TITLE:New AImaden historical Society Is Founded PUBLISHER: [1949 Los Gatos Daily Times]
Another chapter of California history was reviewed when a group of enthusiasts met last Sunday in the fotthill [sic] town of Almaden, site of the New Almaden Quicksilver Mine. They had gathered to formed the New Almaden Historical Society, a non-profit organization whose purpose is to collect and preserve historical material and data relative to New Almaden, and to promote public interest therein. The society plans to sponsor a museum, mark historical sites in the vicinity of New Almaden, and encourage historical celebration.

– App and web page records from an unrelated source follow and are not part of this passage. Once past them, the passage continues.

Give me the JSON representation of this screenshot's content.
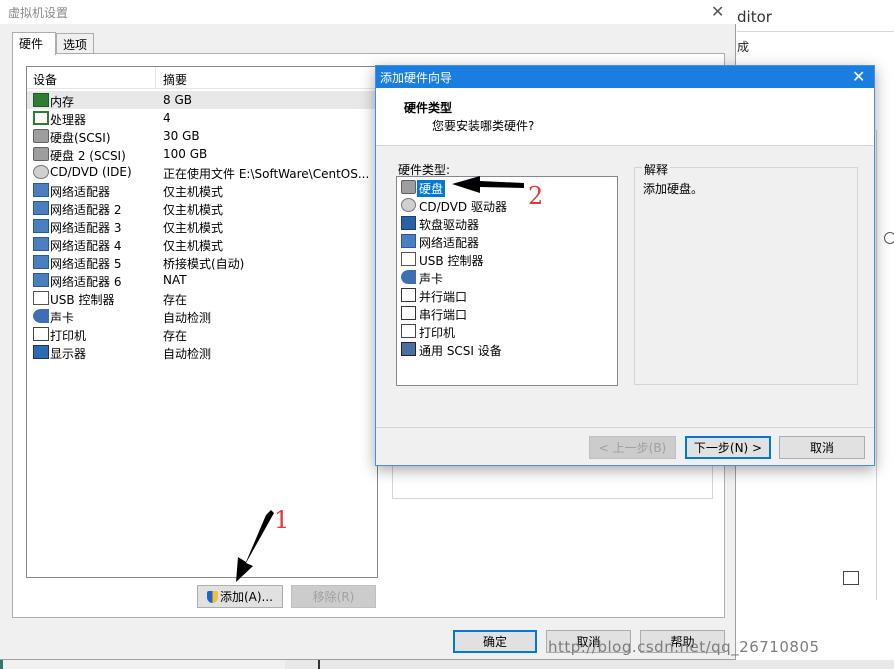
{
  "background": {
    "editor_label": "ditor",
    "cheng": "成"
  },
  "settings": {
    "title": "虚拟机设置",
    "tabs": [
      "硬件",
      "选项"
    ],
    "columns": [
      "设备",
      "摘要"
    ],
    "devices": [
      {
        "icon": "memory-icon",
        "name": "内存",
        "summary": "8 GB"
      },
      {
        "icon": "processor-icon",
        "name": "处理器",
        "summary": "4"
      },
      {
        "icon": "hard-disk-icon",
        "name": "硬盘(SCSI)",
        "summary": "30 GB"
      },
      {
        "icon": "hard-disk-icon",
        "name": "硬盘 2 (SCSI)",
        "summary": "100 GB"
      },
      {
        "icon": "cd-dvd-icon",
        "name": "CD/DVD (IDE)",
        "summary": "正在使用文件 E:\\SoftWare\\CentOS..."
      },
      {
        "icon": "network-adapter-icon",
        "name": "网络适配器",
        "summary": "仅主机模式"
      },
      {
        "icon": "network-adapter-icon",
        "name": "网络适配器 2",
        "summary": "仅主机模式"
      },
      {
        "icon": "network-adapter-icon",
        "name": "网络适配器 3",
        "summary": "仅主机模式"
      },
      {
        "icon": "network-adapter-icon",
        "name": "网络适配器 4",
        "summary": "仅主机模式"
      },
      {
        "icon": "network-adapter-icon",
        "name": "网络适配器 5",
        "summary": "桥接模式(自动)"
      },
      {
        "icon": "network-adapter-icon",
        "name": "网络适配器 6",
        "summary": "NAT"
      },
      {
        "icon": "usb-controller-icon",
        "name": "USB 控制器",
        "summary": "存在"
      },
      {
        "icon": "sound-card-icon",
        "name": "声卡",
        "summary": "自动检测"
      },
      {
        "icon": "printer-icon",
        "name": "打印机",
        "summary": "存在"
      },
      {
        "icon": "display-icon",
        "name": "显示器",
        "summary": "自动检测"
      }
    ],
    "add_button": "添加(A)...",
    "remove_button": "移除(R)",
    "ok_button": "确定",
    "cancel_button": "取消",
    "help_button": "帮助"
  },
  "wizard": {
    "title": "添加硬件向导",
    "heading": "硬件类型",
    "subheading": "您要安装哪类硬件?",
    "list_label": "硬件类型:",
    "desc_label": "解释",
    "desc_text": "添加硬盘。",
    "hardware_types": [
      {
        "icon": "hard-disk-icon",
        "name": "硬盘"
      },
      {
        "icon": "cd-dvd-icon",
        "name": "CD/DVD 驱动器"
      },
      {
        "icon": "floppy-icon",
        "name": "软盘驱动器"
      },
      {
        "icon": "network-adapter-icon",
        "name": "网络适配器"
      },
      {
        "icon": "usb-controller-icon",
        "name": "USB 控制器"
      },
      {
        "icon": "sound-card-icon",
        "name": "声卡"
      },
      {
        "icon": "parallel-port-icon",
        "name": "并行端口"
      },
      {
        "icon": "serial-port-icon",
        "name": "串行端口"
      },
      {
        "icon": "printer-icon",
        "name": "打印机"
      },
      {
        "icon": "scsi-device-icon",
        "name": "通用 SCSI 设备"
      }
    ],
    "selected_index": 0,
    "back_button": "< 上一步(B)",
    "next_button": "下一步(N) >",
    "cancel_button": "取消"
  },
  "annotations": {
    "one": "1",
    "two": "2"
  },
  "watermark": "http://blog.csdn.net/qq_26710805",
  "colors": {
    "accent": "#0078d7",
    "wizard_title": "#1a7de0",
    "annotation": "#e53935"
  }
}
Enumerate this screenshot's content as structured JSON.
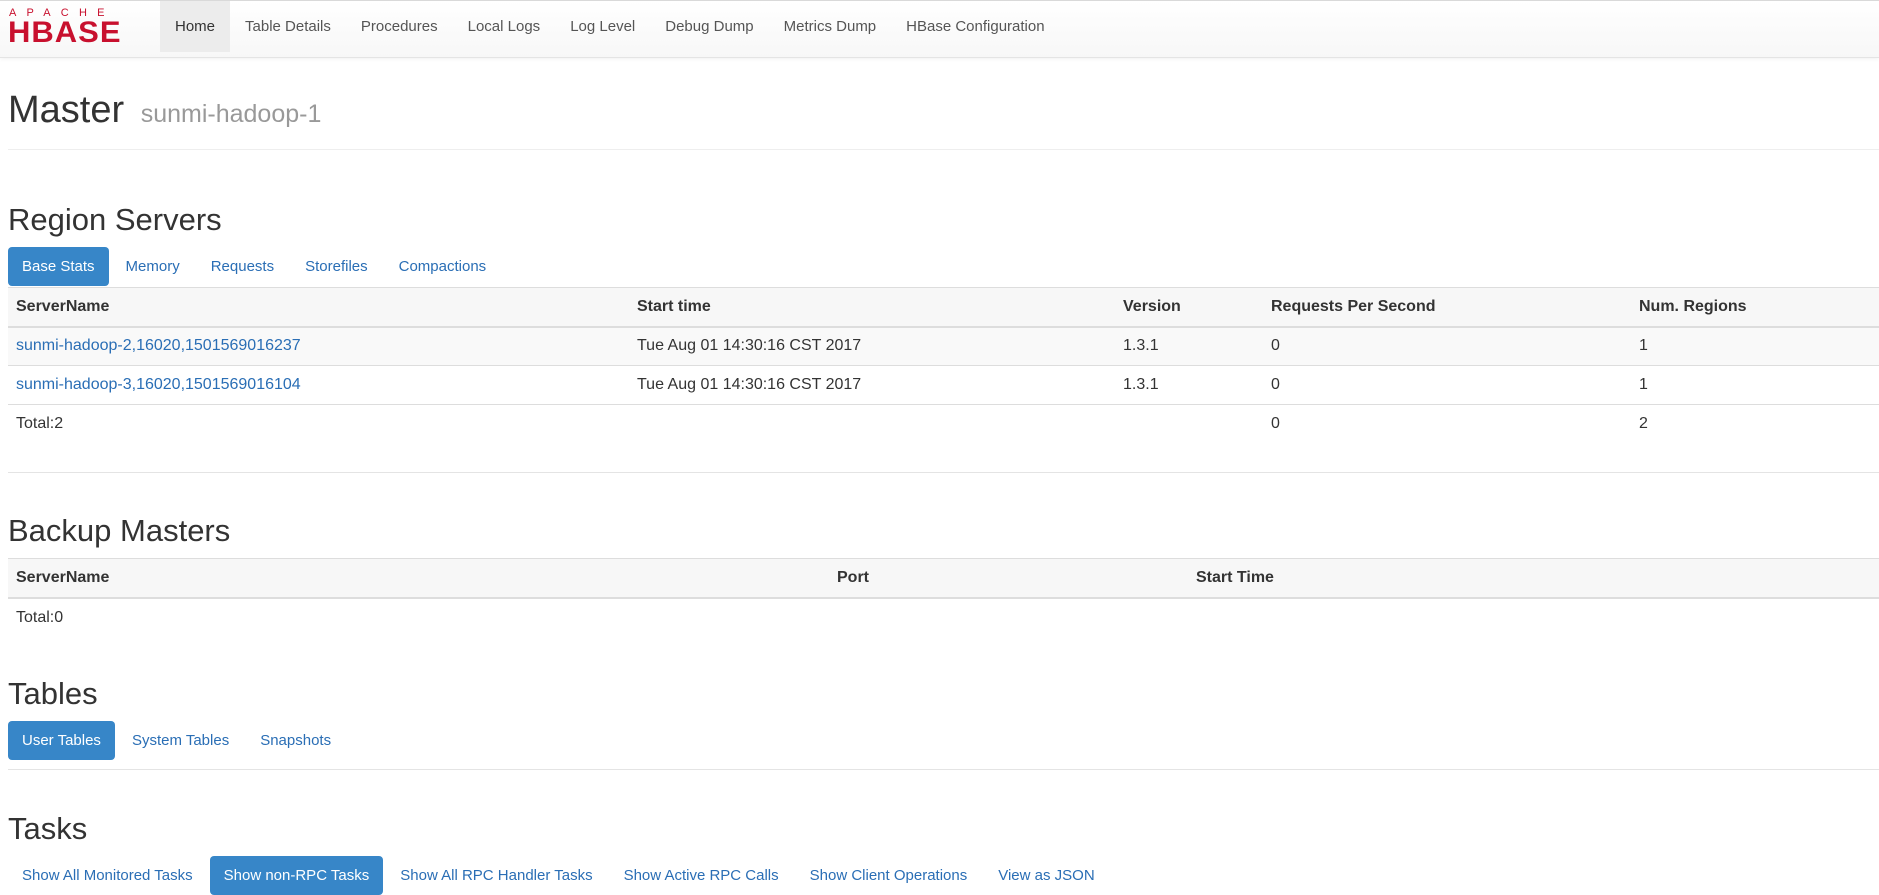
{
  "navbar": {
    "logo_top": "APACHE",
    "logo_main": "HBASE",
    "items": [
      {
        "label": "Home"
      },
      {
        "label": "Table Details"
      },
      {
        "label": "Procedures"
      },
      {
        "label": "Local Logs"
      },
      {
        "label": "Log Level"
      },
      {
        "label": "Debug Dump"
      },
      {
        "label": "Metrics Dump"
      },
      {
        "label": "HBase Configuration"
      }
    ],
    "active_index": 0
  },
  "header": {
    "title": "Master",
    "subtitle": "sunmi-hadoop-1"
  },
  "region_servers": {
    "title": "Region Servers",
    "tabs": [
      {
        "label": "Base Stats"
      },
      {
        "label": "Memory"
      },
      {
        "label": "Requests"
      },
      {
        "label": "Storefiles"
      },
      {
        "label": "Compactions"
      }
    ],
    "active_tab": 0,
    "columns": [
      "ServerName",
      "Start time",
      "Version",
      "Requests Per Second",
      "Num. Regions"
    ],
    "rows": [
      {
        "server": "sunmi-hadoop-2,16020,1501569016237",
        "start": "Tue Aug 01 14:30:16 CST 2017",
        "version": "1.3.1",
        "rps": "0",
        "regions": "1"
      },
      {
        "server": "sunmi-hadoop-3,16020,1501569016104",
        "start": "Tue Aug 01 14:30:16 CST 2017",
        "version": "1.3.1",
        "rps": "0",
        "regions": "1"
      }
    ],
    "total": {
      "label": "Total:2",
      "rps": "0",
      "regions": "2"
    }
  },
  "backup_masters": {
    "title": "Backup Masters",
    "columns": [
      "ServerName",
      "Port",
      "Start Time"
    ],
    "total": "Total:0"
  },
  "tables": {
    "title": "Tables",
    "tabs": [
      {
        "label": "User Tables"
      },
      {
        "label": "System Tables"
      },
      {
        "label": "Snapshots"
      }
    ],
    "active_tab": 0
  },
  "tasks": {
    "title": "Tasks",
    "buttons": [
      {
        "label": "Show All Monitored Tasks"
      },
      {
        "label": "Show non-RPC Tasks"
      },
      {
        "label": "Show All RPC Handler Tasks"
      },
      {
        "label": "Show Active RPC Calls"
      },
      {
        "label": "Show Client Operations"
      },
      {
        "label": "View as JSON"
      }
    ],
    "active_index": 1
  },
  "colors": {
    "brand": "#c8102e",
    "link": "#2a6eb5",
    "active_tab_bg": "#3786c8"
  }
}
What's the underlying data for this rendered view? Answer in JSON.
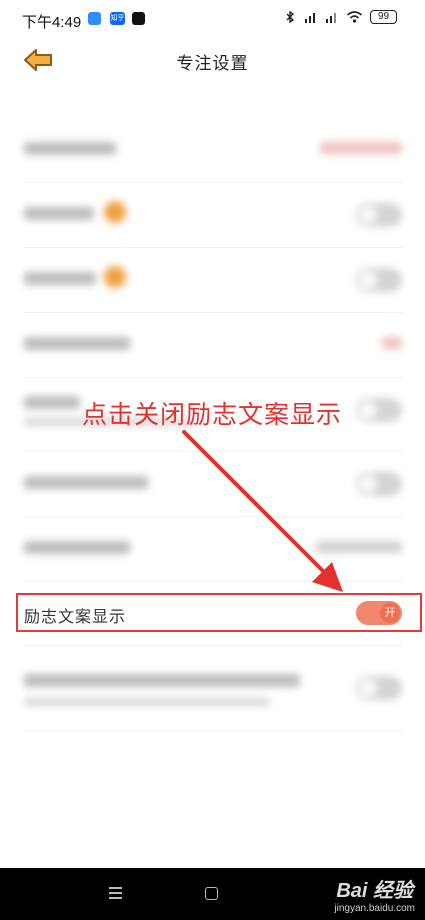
{
  "status_bar": {
    "time": "下午4:49",
    "zhihu_label": "知乎",
    "battery": "99",
    "signal_label": "HD"
  },
  "header": {
    "title": "专注设置",
    "back_icon": "back-arrow-icon"
  },
  "annotation": {
    "text": "点击关闭励志文案显示",
    "color": "#e53030"
  },
  "setting": {
    "label": "励志文案显示",
    "toggle_text": "开",
    "toggle_state": "on",
    "accent": "#ee6e4f"
  },
  "nav_bar": {
    "menu_icon": "menu-icon",
    "home_icon": "home-icon"
  },
  "watermark": {
    "main": "Bai 经验",
    "sub": "jingyan.baidu.com"
  }
}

The newly elected president is Laurence E. Bulmore, a resident of Berkeley, whose father, Robert R. Bulmore was superintendent of the mine for many years. The vice-president is Jimmy Schneider, the present custodian of the Mine Hill property, and the secretary-treasurer is Mrs. Anthony Kambish. Mrs. Kambish is also the curator of the museum, which is located in one room of her home, the Carson House, an adobe over 100 years old. The walls of the museum room are 17 inches thick, and the -floor is of the original tiles made right on the spot.
Among the many interesting exhibits are copies of pictures made inside the mines by Mr. Bulmore, and Dr. S. K Winn, the resident physician. These pictures were taken using pots of magnesium as flashlights, and were published in the San Jose Mercury in 1887. At that time great interest centered in the mines because of a contested election between Hon. Charles N. Felton and Frank J. Sullivan for Congressman from the 5th Congressional District, in which the New AImaden precinct was very conspicuous [sic].
Other objects to be noted are cinnabar nuggets of various formations, and record books of the mine company, including the tollgate receipt hook, and the rent book of the workers' homes. Up on Mine Hill, beyond the tollgate, were Cornish Town, where the surface miners and their families lived, and Mexican Town, the home of the underground workers. The site of the present town of Almaden was called Hacienda, and there lived the clerks and foremen.
A notched pole, a primitive ladder, 8 inches square and 10 feet long, shows how the Mexican laborers climbed up as much as 100 feet, carrying up to 200 pounds of ore in a sack on their hacks supported by a strap across the forehead.
A large working map of the one shows the tunnels at various levels, and a most unique exhibit is a glass model of the mine, made by Charles T. Healy, surveyor there in 1874. It consists of a wooden case containing 24 sheets of glass, each sheet representing a vertical cut through the hill.
In one exhibit case are relics dug up from the yards of some of the old homes. Among them are a doll's head and a marble which came from England. Every Christmas a party was held at Casa Grande, where the club now stands, and each child was given one or the other of these. Then there is a Knight Templar badge engraved with the name Samuel Doggett, but no one so far has been able to identify him.
The museum will he open Saturdays, Sundays and holidays from 11 a.m. to 4 p.m., and special appointments may be made for schools or clubs. A nominal admittance fee will be charged. The exhibits are insured and gifts or loans will be heartily accepted. The museum is located on the main highway, twelve houses beyond the club, and is marked by a sign carved on a piece of redwood slab taken from the mine.
|Cataloged by||Boudreault, Art|